Olympus Corp. and two other medical device suppliers have been under fire recently after a rash of patients were infected by bacteria that were transmitted to them when doctors used reusable duodenoscopes (a type of gastrointestinal scope), the LA Times reports. While Americans are generally interested in stories involving outbreaks of what are referred to as super bacteria, i.e., bacteria that is resistant to the most common antibiotics, what adds to the public’s interest in this particular series of events is the Olympus’ medical device, the Olympus TJF-Q180V scope that has been for sale since 2010 and has been aggressively marketed to doctors and hospitals, despite not being cleared by the U.S. Food and Drug Administration (FDA).
The scopes have been linked to a deadly outbreak at UCLA where seven people were infected and potentially another 179 were exposed to improperly cleaned scopes, and at least one of the patients who caught an infection from the device is suing Olympus Corp. for negligence and fraud, according to a second LA Times article.
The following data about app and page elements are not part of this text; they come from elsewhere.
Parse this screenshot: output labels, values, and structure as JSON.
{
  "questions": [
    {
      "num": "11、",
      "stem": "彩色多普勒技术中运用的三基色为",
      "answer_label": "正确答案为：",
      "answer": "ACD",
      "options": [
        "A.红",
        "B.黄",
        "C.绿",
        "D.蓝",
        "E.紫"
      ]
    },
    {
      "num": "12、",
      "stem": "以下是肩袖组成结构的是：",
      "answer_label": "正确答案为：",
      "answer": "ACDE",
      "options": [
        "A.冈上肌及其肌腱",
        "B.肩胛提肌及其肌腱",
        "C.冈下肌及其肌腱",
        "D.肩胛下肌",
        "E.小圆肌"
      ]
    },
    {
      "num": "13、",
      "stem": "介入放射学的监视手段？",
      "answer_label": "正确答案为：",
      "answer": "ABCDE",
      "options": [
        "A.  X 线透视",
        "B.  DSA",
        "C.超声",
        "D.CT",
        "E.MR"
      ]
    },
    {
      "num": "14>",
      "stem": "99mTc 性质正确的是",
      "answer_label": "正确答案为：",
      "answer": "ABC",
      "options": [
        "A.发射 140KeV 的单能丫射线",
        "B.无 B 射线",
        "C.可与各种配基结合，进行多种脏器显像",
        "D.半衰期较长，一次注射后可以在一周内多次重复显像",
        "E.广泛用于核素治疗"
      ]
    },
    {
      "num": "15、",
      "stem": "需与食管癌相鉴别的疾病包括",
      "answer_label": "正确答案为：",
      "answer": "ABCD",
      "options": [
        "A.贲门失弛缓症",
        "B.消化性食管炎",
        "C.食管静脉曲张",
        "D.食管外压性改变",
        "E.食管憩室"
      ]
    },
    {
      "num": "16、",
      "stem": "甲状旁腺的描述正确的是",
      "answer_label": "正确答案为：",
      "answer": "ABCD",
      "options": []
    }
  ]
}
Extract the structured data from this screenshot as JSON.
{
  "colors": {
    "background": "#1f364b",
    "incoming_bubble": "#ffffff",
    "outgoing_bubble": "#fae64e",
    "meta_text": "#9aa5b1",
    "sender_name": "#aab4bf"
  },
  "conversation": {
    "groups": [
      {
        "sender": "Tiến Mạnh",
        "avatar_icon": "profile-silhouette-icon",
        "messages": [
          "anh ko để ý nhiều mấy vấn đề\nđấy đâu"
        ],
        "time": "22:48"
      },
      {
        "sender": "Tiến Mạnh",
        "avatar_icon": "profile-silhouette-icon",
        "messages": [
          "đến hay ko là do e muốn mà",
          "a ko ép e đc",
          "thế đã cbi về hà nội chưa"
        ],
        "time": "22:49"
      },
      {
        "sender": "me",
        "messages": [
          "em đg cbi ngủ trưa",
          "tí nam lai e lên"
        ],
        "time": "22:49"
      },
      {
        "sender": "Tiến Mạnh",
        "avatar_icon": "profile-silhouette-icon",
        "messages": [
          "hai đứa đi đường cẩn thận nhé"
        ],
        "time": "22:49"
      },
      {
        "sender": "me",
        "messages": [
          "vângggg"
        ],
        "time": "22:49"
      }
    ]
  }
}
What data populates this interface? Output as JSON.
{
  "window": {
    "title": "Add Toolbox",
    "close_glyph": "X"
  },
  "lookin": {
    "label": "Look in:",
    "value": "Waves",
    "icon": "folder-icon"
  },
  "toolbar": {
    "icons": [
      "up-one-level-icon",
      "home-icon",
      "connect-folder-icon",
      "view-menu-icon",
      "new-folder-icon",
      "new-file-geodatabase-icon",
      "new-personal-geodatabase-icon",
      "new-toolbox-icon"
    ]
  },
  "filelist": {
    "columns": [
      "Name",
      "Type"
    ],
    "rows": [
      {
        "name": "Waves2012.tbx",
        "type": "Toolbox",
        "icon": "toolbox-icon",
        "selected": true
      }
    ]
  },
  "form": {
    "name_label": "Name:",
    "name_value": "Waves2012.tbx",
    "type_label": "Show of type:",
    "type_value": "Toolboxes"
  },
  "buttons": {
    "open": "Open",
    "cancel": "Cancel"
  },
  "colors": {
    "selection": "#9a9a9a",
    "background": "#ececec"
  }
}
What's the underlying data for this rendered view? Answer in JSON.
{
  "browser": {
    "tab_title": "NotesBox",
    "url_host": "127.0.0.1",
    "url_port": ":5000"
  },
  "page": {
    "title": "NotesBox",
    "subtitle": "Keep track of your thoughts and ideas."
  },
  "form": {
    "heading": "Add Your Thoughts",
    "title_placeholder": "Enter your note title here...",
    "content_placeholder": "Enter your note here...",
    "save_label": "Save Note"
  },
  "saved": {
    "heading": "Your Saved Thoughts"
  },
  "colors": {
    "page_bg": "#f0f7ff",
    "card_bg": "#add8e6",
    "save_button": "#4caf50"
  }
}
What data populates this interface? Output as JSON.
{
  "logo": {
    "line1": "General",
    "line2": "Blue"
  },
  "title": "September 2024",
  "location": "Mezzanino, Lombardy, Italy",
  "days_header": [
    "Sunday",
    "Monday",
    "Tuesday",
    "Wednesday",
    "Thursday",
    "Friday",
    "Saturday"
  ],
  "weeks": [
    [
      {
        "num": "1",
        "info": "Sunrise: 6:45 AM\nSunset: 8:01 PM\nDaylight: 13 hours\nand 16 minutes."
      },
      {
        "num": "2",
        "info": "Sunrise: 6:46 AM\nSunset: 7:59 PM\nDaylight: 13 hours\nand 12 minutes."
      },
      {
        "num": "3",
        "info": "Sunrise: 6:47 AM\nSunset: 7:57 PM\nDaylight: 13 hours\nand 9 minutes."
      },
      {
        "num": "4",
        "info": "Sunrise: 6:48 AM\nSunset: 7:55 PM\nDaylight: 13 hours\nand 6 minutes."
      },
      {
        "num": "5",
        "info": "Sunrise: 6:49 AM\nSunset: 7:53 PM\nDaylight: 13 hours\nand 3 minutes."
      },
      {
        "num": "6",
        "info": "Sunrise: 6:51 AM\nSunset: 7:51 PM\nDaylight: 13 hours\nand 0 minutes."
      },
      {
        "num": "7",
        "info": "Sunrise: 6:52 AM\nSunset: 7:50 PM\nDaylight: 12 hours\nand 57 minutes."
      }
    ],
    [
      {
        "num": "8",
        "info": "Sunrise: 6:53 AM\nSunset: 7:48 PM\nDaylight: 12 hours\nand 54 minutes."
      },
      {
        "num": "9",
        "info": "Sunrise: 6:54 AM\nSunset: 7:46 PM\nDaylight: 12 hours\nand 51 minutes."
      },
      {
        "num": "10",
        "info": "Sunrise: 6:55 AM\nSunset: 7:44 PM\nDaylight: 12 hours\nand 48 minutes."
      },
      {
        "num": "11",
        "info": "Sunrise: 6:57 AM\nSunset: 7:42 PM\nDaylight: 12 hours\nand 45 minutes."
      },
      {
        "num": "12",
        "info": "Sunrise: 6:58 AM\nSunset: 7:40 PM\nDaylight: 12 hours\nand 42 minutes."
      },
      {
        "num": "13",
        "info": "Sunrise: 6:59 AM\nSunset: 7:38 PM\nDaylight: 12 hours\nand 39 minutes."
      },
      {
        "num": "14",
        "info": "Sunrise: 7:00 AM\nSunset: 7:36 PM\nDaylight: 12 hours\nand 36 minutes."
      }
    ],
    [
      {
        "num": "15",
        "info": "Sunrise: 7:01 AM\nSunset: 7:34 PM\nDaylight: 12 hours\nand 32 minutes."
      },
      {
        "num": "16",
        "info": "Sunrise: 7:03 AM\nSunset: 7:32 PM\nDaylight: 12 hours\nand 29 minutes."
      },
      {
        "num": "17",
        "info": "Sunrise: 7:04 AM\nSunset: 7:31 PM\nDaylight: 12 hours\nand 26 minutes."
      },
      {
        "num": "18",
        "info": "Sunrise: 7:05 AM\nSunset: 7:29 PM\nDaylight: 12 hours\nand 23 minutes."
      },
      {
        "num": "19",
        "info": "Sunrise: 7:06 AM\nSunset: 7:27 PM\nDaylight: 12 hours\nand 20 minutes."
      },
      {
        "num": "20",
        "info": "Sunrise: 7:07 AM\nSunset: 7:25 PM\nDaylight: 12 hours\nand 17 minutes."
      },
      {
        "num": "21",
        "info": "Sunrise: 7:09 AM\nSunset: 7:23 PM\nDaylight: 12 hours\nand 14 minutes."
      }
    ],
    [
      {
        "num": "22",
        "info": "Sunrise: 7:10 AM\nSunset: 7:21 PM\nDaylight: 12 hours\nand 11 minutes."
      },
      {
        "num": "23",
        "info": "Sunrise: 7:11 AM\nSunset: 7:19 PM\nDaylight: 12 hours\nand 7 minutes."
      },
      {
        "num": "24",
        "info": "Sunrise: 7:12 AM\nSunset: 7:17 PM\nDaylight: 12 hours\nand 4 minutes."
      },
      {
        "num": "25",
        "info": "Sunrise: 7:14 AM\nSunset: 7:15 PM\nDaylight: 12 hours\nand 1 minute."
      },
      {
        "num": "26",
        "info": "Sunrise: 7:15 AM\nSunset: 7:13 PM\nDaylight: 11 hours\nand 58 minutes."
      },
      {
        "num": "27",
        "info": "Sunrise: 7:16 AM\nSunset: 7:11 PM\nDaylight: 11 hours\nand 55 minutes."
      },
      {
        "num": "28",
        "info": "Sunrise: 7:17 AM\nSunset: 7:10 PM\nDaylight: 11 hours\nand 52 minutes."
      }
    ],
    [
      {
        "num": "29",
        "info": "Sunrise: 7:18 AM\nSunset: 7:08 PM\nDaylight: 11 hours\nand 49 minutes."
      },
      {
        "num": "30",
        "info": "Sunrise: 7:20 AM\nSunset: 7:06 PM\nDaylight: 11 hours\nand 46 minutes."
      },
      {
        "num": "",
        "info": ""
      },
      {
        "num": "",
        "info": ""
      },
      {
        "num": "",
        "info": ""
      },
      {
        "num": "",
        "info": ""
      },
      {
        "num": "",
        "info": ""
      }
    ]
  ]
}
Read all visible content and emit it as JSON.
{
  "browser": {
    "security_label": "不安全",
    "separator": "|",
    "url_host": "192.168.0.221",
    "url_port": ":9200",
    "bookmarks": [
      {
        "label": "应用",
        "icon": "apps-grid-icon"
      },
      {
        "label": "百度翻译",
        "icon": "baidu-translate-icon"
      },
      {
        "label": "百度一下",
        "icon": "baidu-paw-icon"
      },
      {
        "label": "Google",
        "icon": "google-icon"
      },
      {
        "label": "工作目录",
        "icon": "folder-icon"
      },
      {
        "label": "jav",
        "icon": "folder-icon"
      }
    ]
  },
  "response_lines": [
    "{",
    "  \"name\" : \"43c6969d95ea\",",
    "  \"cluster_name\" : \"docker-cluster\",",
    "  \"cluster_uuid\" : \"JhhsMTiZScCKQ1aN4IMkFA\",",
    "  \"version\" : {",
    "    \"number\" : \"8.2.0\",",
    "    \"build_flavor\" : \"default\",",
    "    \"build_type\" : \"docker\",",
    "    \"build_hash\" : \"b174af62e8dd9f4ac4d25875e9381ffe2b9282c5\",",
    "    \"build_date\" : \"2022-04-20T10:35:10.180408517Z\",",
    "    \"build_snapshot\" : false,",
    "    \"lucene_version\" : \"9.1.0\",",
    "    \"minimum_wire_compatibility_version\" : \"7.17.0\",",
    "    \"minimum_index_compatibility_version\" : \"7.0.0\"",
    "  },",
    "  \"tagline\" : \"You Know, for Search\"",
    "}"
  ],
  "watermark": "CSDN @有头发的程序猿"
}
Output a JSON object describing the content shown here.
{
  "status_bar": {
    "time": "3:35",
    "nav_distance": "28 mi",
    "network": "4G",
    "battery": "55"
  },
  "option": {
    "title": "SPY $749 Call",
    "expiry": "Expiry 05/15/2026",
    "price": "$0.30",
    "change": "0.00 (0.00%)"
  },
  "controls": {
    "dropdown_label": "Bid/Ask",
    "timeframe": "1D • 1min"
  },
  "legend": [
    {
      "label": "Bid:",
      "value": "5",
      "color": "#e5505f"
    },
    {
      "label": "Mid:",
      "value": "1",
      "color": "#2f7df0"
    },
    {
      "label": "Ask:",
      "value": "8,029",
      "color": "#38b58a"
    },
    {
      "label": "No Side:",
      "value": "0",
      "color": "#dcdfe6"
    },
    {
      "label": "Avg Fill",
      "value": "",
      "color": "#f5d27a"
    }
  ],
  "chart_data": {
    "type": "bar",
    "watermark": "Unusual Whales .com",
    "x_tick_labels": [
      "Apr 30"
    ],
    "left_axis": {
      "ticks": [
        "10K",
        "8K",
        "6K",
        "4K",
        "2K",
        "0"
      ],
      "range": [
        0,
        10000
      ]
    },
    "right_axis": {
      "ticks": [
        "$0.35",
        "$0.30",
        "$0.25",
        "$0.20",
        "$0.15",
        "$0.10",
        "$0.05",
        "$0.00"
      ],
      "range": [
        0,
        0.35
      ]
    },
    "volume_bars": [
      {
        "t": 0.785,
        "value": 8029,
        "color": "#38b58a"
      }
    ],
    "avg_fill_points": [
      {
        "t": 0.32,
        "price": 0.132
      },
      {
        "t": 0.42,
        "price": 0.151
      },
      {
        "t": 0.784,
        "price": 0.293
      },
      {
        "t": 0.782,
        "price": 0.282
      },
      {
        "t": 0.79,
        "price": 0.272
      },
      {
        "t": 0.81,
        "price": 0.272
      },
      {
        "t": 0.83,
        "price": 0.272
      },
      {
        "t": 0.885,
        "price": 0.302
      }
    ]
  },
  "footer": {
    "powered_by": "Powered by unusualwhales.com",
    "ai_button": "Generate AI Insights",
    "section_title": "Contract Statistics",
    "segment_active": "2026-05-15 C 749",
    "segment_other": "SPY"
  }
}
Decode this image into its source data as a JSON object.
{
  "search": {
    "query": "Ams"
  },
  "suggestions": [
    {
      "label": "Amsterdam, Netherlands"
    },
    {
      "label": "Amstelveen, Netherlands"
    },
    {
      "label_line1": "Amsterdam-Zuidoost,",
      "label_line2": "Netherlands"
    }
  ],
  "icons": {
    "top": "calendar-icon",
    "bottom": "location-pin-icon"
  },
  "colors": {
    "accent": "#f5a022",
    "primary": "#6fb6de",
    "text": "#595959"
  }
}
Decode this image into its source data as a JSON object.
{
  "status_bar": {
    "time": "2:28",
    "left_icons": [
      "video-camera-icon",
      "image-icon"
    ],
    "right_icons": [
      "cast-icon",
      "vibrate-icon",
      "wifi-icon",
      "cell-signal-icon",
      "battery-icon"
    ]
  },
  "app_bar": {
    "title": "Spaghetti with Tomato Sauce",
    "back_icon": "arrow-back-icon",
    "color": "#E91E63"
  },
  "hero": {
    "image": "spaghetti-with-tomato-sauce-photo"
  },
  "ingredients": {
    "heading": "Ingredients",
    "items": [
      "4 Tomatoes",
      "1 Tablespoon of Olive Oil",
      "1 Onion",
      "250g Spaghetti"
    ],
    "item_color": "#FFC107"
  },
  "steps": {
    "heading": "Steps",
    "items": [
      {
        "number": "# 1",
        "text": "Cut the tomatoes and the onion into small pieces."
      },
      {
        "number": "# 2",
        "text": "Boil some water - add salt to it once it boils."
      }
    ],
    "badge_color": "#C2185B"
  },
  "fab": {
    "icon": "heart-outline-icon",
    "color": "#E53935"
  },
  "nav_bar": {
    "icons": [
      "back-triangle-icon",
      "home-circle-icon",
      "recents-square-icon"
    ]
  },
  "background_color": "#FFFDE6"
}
The patients were exposed to the bacteria when the scopes were used in a procedure called endoscopic retrograde cholangiopancreatography or ERCP.
The Dangerous Device is Still Being Used
In light of the recent outbreaks being linked to the use of Olympus’ endoscope devices, the FDA conducted a committee meeting concerning the future of the devices. While the committee acknowledged that the devices are unsafe due to their potential to transmit infections, they also determined that the scopes should remain on the market because of their lifesaving usefulness and because no better option is available at this time and none are on their way to market in the near future. The benefits provided by using the Olympus scopes outweigh the potential costs and risk of infection.
Product Design Is Not Solely To Blame
The scopes in question are designed to be reusable. However, the scopes include small areas where bacteria can hide. Olympus provided cleaning instructions with all of the scopes that it sold, and Olympus contends that the design of the scopes is not the sole factor contributing to the transmission of the bacteria from patient to patient. Human error during the cleaning process could play a significant role in whether the scopes were properly cleaned in between patients. Some of the blame likely lies with low-paid, rushed and inexperienced workers not properly cleaning the devices.
Despite Olympus’ contentions that part of the problem, if not all, lies with improper cleaning techniques, the company issued revised cleaning instructions and provided smaller cleaning brushes for use with the device. Further, Olympus has taken steps to host dinners and other training opportunities for nurses and other medical professionals where the importance of meticulous cleaning of the scopes is emphasized.